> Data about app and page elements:
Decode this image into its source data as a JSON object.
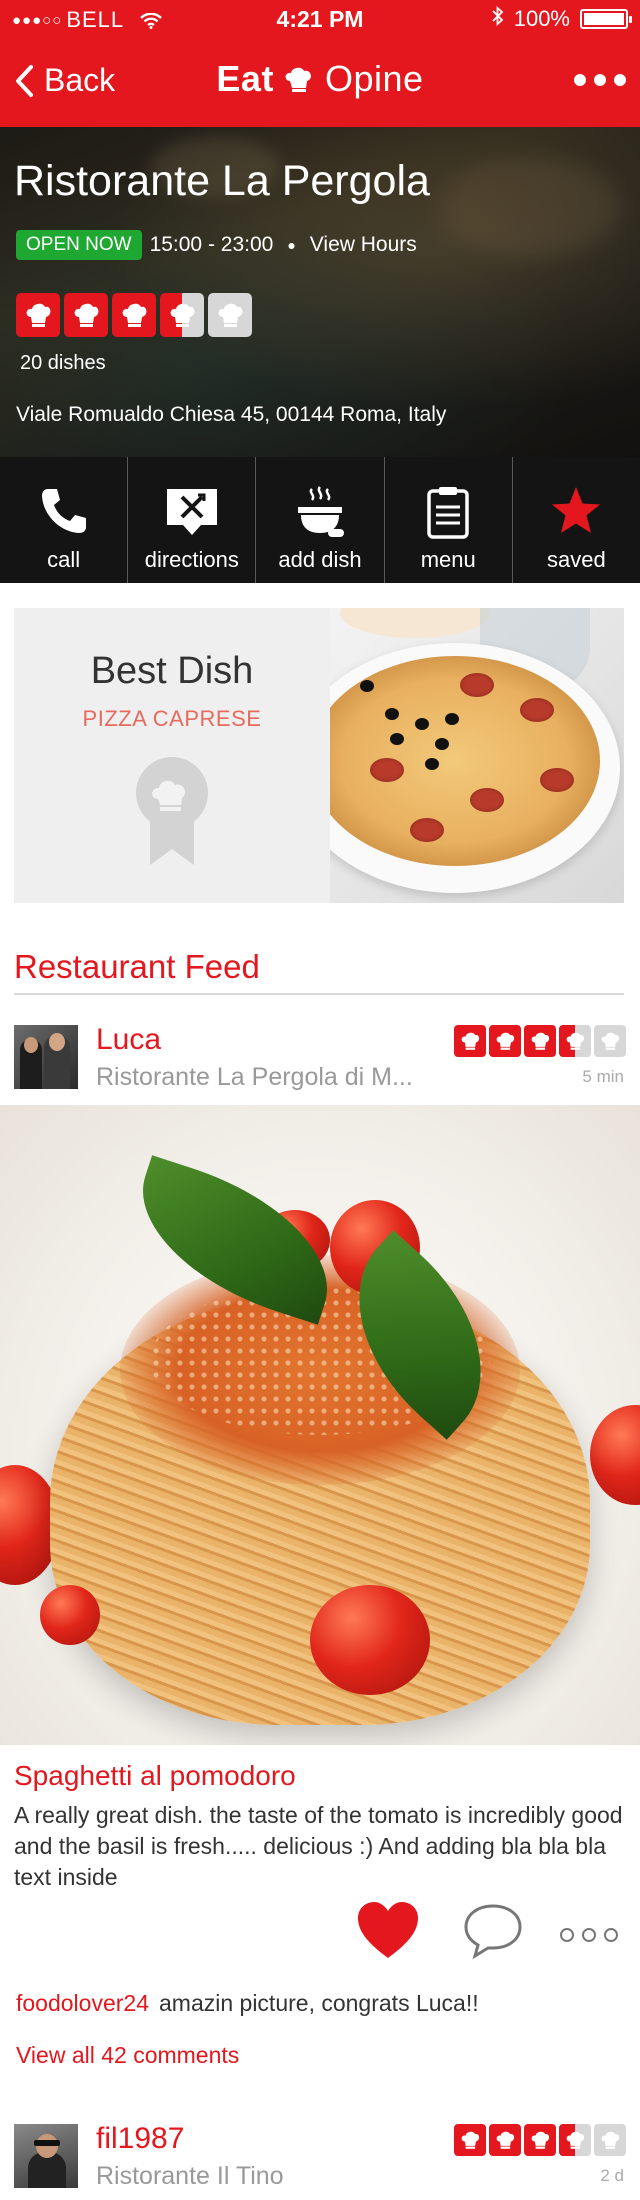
{
  "status_bar": {
    "carrier": "BELL",
    "time": "4:21 PM",
    "battery": "100%"
  },
  "nav": {
    "back_label": "Back",
    "logo_part1": "Eat",
    "logo_part2": "Opine"
  },
  "restaurant": {
    "name": "Ristorante La Pergola",
    "open_badge": "OPEN NOW",
    "hours": "15:00 - 23:00",
    "view_hours": "View Hours",
    "rating_hats": 3.5,
    "dish_count": "20 dishes",
    "address": "Viale Romualdo Chiesa 45, 00144 Roma, Italy"
  },
  "actions": [
    {
      "label": "call",
      "icon": "phone-icon"
    },
    {
      "label": "directions",
      "icon": "directions-icon"
    },
    {
      "label": "add dish",
      "icon": "add-dish-icon"
    },
    {
      "label": "menu",
      "icon": "menu-icon"
    },
    {
      "label": "saved",
      "icon": "star-icon"
    }
  ],
  "best_dish": {
    "heading": "Best Dish",
    "name": "PIZZA CAPRESE"
  },
  "feed": {
    "title": "Restaurant Feed",
    "posts": [
      {
        "user": "Luca",
        "venue": "Ristorante La Pergola di M...",
        "time_ago": "5 min",
        "rating_hats": 3.5,
        "dish": "Spaghetti al pomodoro",
        "text": "A really great dish. the taste of the tomato is incredibly good and the basil is fresh..... delicious :) And adding bla bla bla text inside",
        "comment_user": "foodolover24",
        "comment_text": "amazin picture, congrats Luca!!",
        "view_all_comments": "View all 42 comments"
      },
      {
        "user": "fil1987",
        "venue": "Ristorante Il Tino",
        "time_ago": "2 d",
        "rating_hats": 3.5
      }
    ]
  },
  "colors": {
    "brand_red": "#e3171d",
    "open_green": "#1fa831",
    "accent_pink": "#e86a5e"
  }
}
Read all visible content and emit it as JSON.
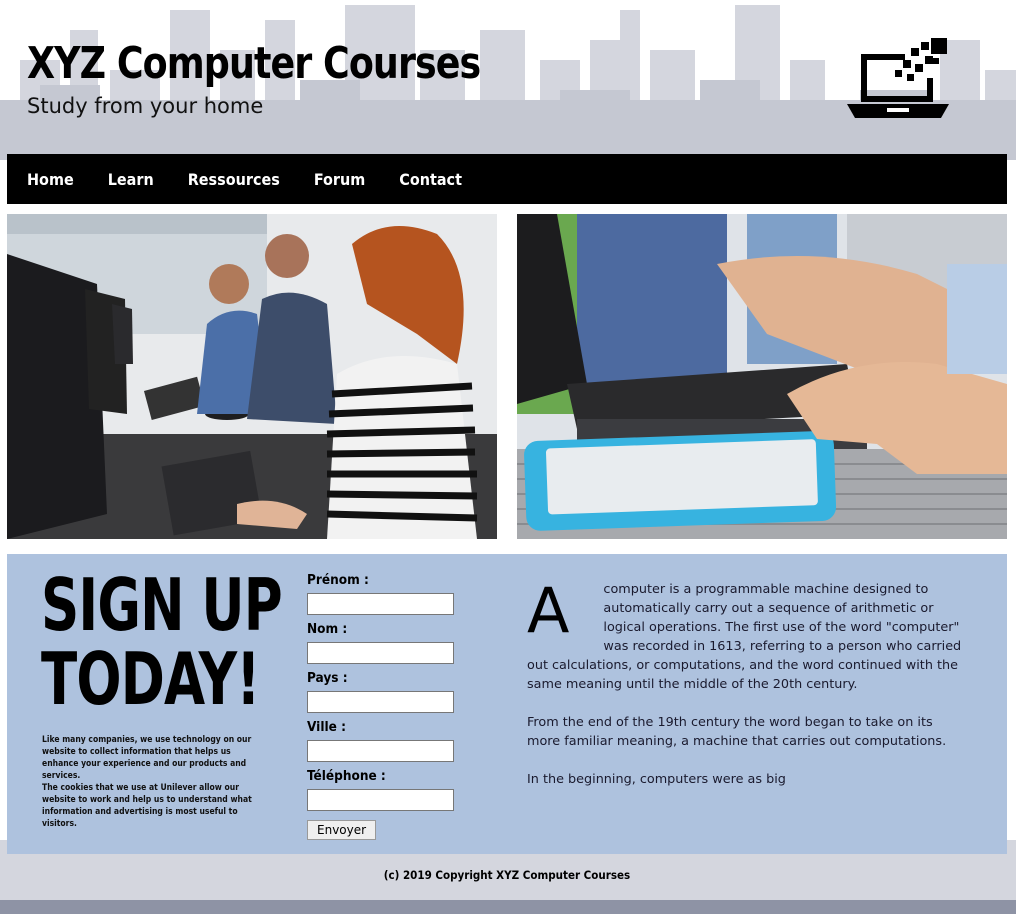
{
  "header": {
    "title": "XYZ Computer Courses",
    "tagline": "Study from your home",
    "logo_icon": "laptop-pixels-icon"
  },
  "nav": {
    "items": [
      {
        "label": "Home"
      },
      {
        "label": "Learn"
      },
      {
        "label": "Ressources"
      },
      {
        "label": "Forum"
      },
      {
        "label": "Contact"
      }
    ]
  },
  "images": {
    "left": "students-in-computer-lab",
    "right": "hands-laptop-tablet"
  },
  "signup": {
    "heading_line1": "SIGN UP",
    "heading_line2": "TODAY!",
    "cookie_text_1": "Like many companies, we use technology on our website to collect information that helps us enhance your experience and our products and services.",
    "cookie_text_2": "The cookies that we use at Unilever allow our website to work and help us to understand what information and advertising is most useful to visitors."
  },
  "form": {
    "fields": [
      {
        "label": "Prénom :",
        "value": ""
      },
      {
        "label": "Nom :",
        "value": ""
      },
      {
        "label": "Pays :",
        "value": ""
      },
      {
        "label": "Ville :",
        "value": ""
      },
      {
        "label": "Téléphone :",
        "value": ""
      }
    ],
    "submit_label": "Envoyer"
  },
  "article": {
    "dropcap": "A",
    "para1": "computer is a programmable machine designed to automatically carry out a sequence of arithmetic or logical operations. The first use of the word \"computer\" was recorded in 1613, referring to a person who carried out calculations, or computations, and the word continued with the same meaning until the middle of the 20th century.",
    "para2": "From the end of the 19th century the word began to take on its more familiar meaning, a machine that carries out computations.",
    "para3": "In the beginning, computers were as big"
  },
  "footer": {
    "copyright": "(c) 2019 Copyright XYZ Computer Courses"
  },
  "colors": {
    "nav_bg": "#000000",
    "band_bg": "#aec2de",
    "skyline": "#c9cbd6"
  }
}
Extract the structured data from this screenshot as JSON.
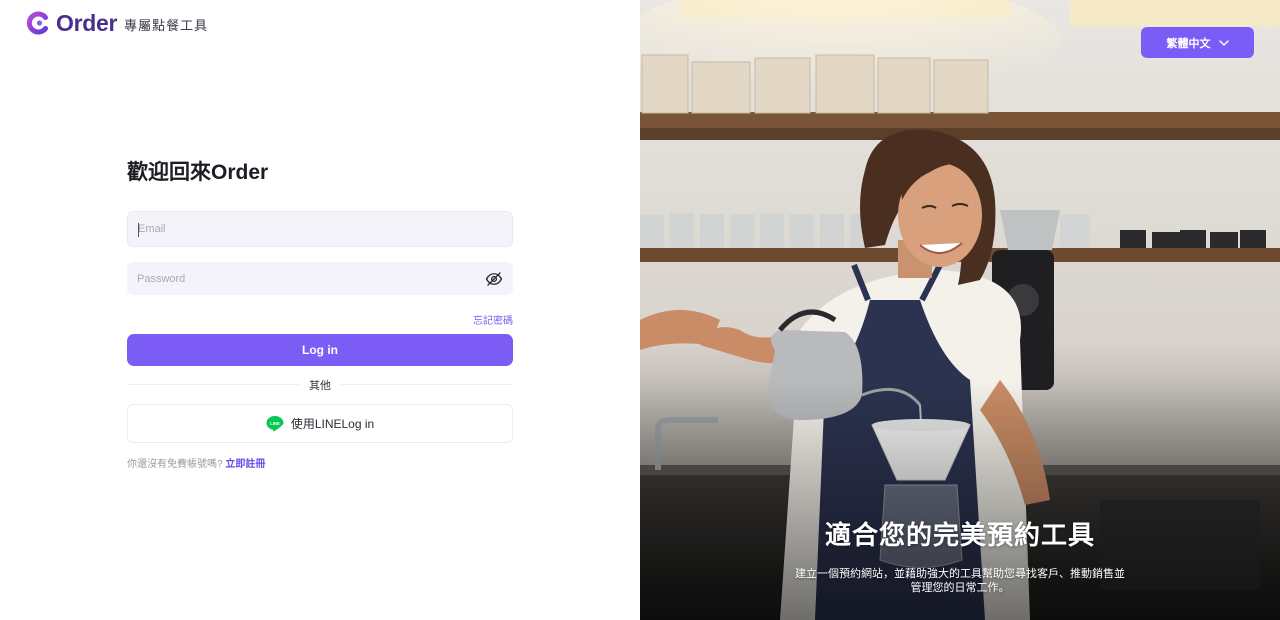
{
  "brand": {
    "name": "Order",
    "tagline": "專屬點餐工具",
    "logo_icon": "order-c-logo-icon",
    "brand_color": "#4a2f8f"
  },
  "login": {
    "title": "歡迎回來Order",
    "email_placeholder": "Email",
    "email_value": "",
    "password_placeholder": "Password",
    "password_value": "",
    "password_toggle_icon": "eye-off-icon",
    "forgot_label": "忘記密碼",
    "submit_label": "Log in",
    "divider_label": "其他",
    "line_login_label": "使用LINELog in",
    "line_icon": "line-app-icon",
    "line_icon_text": "LINE",
    "signup_prompt": "你還沒有免費帳號嗎?",
    "signup_link": "立即註冊"
  },
  "language": {
    "current": "繁體中文",
    "icon": "chevron-down-icon"
  },
  "hero": {
    "title": "適合您的完美預約工具",
    "subtitle": "建立一個預約網站，並藉助強大的工具幫助您尋找客戶、推動銷售並管理您的日常工作。"
  },
  "colors": {
    "accent": "#7b5cf4",
    "link": "#6a47ea",
    "field_bg": "#f4f3fa",
    "line_green": "#06c755"
  }
}
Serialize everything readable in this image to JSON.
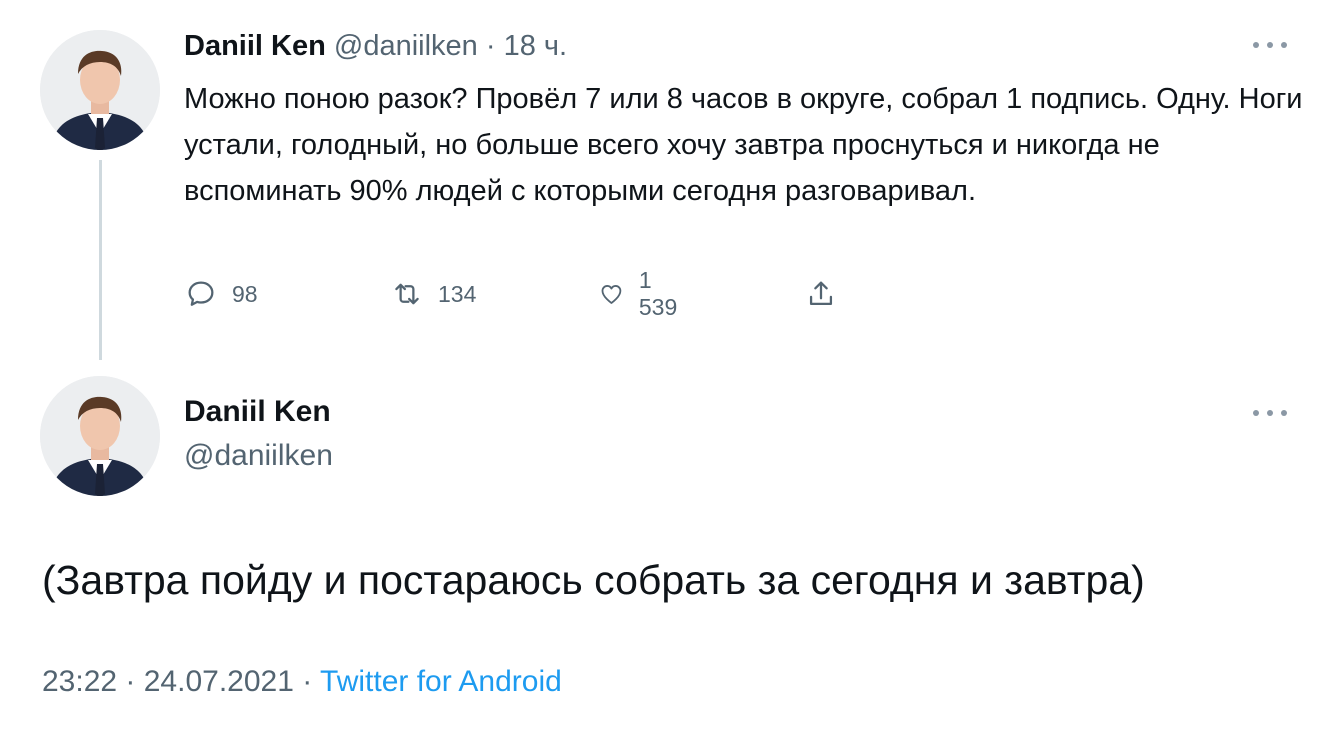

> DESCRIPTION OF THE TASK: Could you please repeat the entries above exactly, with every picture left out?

> TASK RESULT:
Decode this image into its source data as a JSON object.
{
  "status_bar": {
    "carrier": "BELL",
    "time": "4:21 PM",
    "battery": "100%"
  },
  "nav": {
    "back_label": "Back",
    "logo_part1": "Eat",
    "logo_part2": "Opine"
  },
  "restaurant": {
    "name": "Ristorante La Pergola",
    "open_badge": "OPEN NOW",
    "hours": "15:00 - 23:00",
    "view_hours": "View Hours",
    "rating_hats": 3.5,
    "dish_count": "20 dishes",
    "address": "Viale Romualdo Chiesa 45, 00144 Roma, Italy"
  },
  "actions": [
    {
      "label": "call",
      "icon": "phone-icon"
    },
    {
      "label": "directions",
      "icon": "directions-icon"
    },
    {
      "label": "add dish",
      "icon": "add-dish-icon"
    },
    {
      "label": "menu",
      "icon": "menu-icon"
    },
    {
      "label": "saved",
      "icon": "star-icon"
    }
  ],
  "best_dish": {
    "heading": "Best Dish",
    "name": "PIZZA CAPRESE"
  },
  "feed": {
    "title": "Restaurant Feed",
    "posts": [
      {
        "user": "Luca",
        "venue": "Ristorante La Pergola di M...",
        "time_ago": "5 min",
        "rating_hats": 3.5,
        "dish": "Spaghetti al pomodoro",
        "text": "A really great dish. the taste of the tomato is incredibly good and the basil is fresh..... delicious :) And adding bla bla bla text inside",
        "comment_user": "foodolover24",
        "comment_text": "amazin picture, congrats Luca!!",
        "view_all_comments": "View all 42 comments"
      },
      {
        "user": "fil1987",
        "venue": "Ristorante Il Tino",
        "time_ago": "2 d",
        "rating_hats": 3.5
      }
    ]
  },
  "colors": {
    "brand_red": "#e3171d",
    "open_green": "#1fa831",
    "accent_pink": "#e86a5e"
  }
}
Read all visible content and emit it as JSON.
{
  "header": {
    "title": "XYZ Computer Courses",
    "tagline": "Study from your home",
    "logo_icon": "laptop-pixels-icon"
  },
  "nav": {
    "items": [
      {
        "label": "Home"
      },
      {
        "label": "Learn"
      },
      {
        "label": "Ressources"
      },
      {
        "label": "Forum"
      },
      {
        "label": "Contact"
      }
    ]
  },
  "images": {
    "left": "students-in-computer-lab",
    "right": "hands-laptop-tablet"
  },
  "signup": {
    "heading_line1": "SIGN UP",
    "heading_line2": "TODAY!",
    "cookie_text_1": "Like many companies, we use technology on our website to collect information that helps us enhance your experience and our products and services.",
    "cookie_text_2": "The cookies that we use at Unilever allow our website to work and help us to understand what information and advertising is most useful to visitors."
  },
  "form": {
    "fields": [
      {
        "label": "Prénom :",
        "value": ""
      },
      {
        "label": "Nom :",
        "value": ""
      },
      {
        "label": "Pays :",
        "value": ""
      },
      {
        "label": "Ville :",
        "value": ""
      },
      {
        "label": "Téléphone :",
        "value": ""
      }
    ],
    "submit_label": "Envoyer"
  },
  "article": {
    "dropcap": "A",
    "para1": "computer is a programmable machine designed to automatically carry out a sequence of arithmetic or logical operations. The first use of the word \"computer\" was recorded in 1613, referring to a person who carried out calculations, or computations, and the word continued with the same meaning until the middle of the 20th century.",
    "para2": "From the end of the 19th century the word began to take on its more familiar meaning, a machine that carries out computations.",
    "para3": "In the beginning, computers were as big"
  },
  "footer": {
    "copyright": "(c) 2019 Copyright XYZ Computer Courses"
  },
  "colors": {
    "nav_bg": "#000000",
    "band_bg": "#aec2de",
    "skyline": "#c9cbd6"
  }
}
Extract the structured data from this screenshot as JSON.
{
  "brand": {
    "name": "Order",
    "tagline": "專屬點餐工具",
    "logo_icon": "order-c-logo-icon",
    "brand_color": "#4a2f8f"
  },
  "login": {
    "title": "歡迎回來Order",
    "email_placeholder": "Email",
    "email_value": "",
    "password_placeholder": "Password",
    "password_value": "",
    "password_toggle_icon": "eye-off-icon",
    "forgot_label": "忘記密碼",
    "submit_label": "Log in",
    "divider_label": "其他",
    "line_login_label": "使用LINELog in",
    "line_icon": "line-app-icon",
    "line_icon_text": "LINE",
    "signup_prompt": "你還沒有免費帳號嗎?",
    "signup_link": "立即註冊"
  },
  "language": {
    "current": "繁體中文",
    "icon": "chevron-down-icon"
  },
  "hero": {
    "title": "適合您的完美預約工具",
    "subtitle": "建立一個預約網站，並藉助強大的工具幫助您尋找客戶、推動銷售並管理您的日常工作。"
  },
  "colors": {
    "accent": "#7b5cf4",
    "link": "#6a47ea",
    "field_bg": "#f4f3fa",
    "line_green": "#06c755"
  }
}
Serialize everything readable in this image to JSON.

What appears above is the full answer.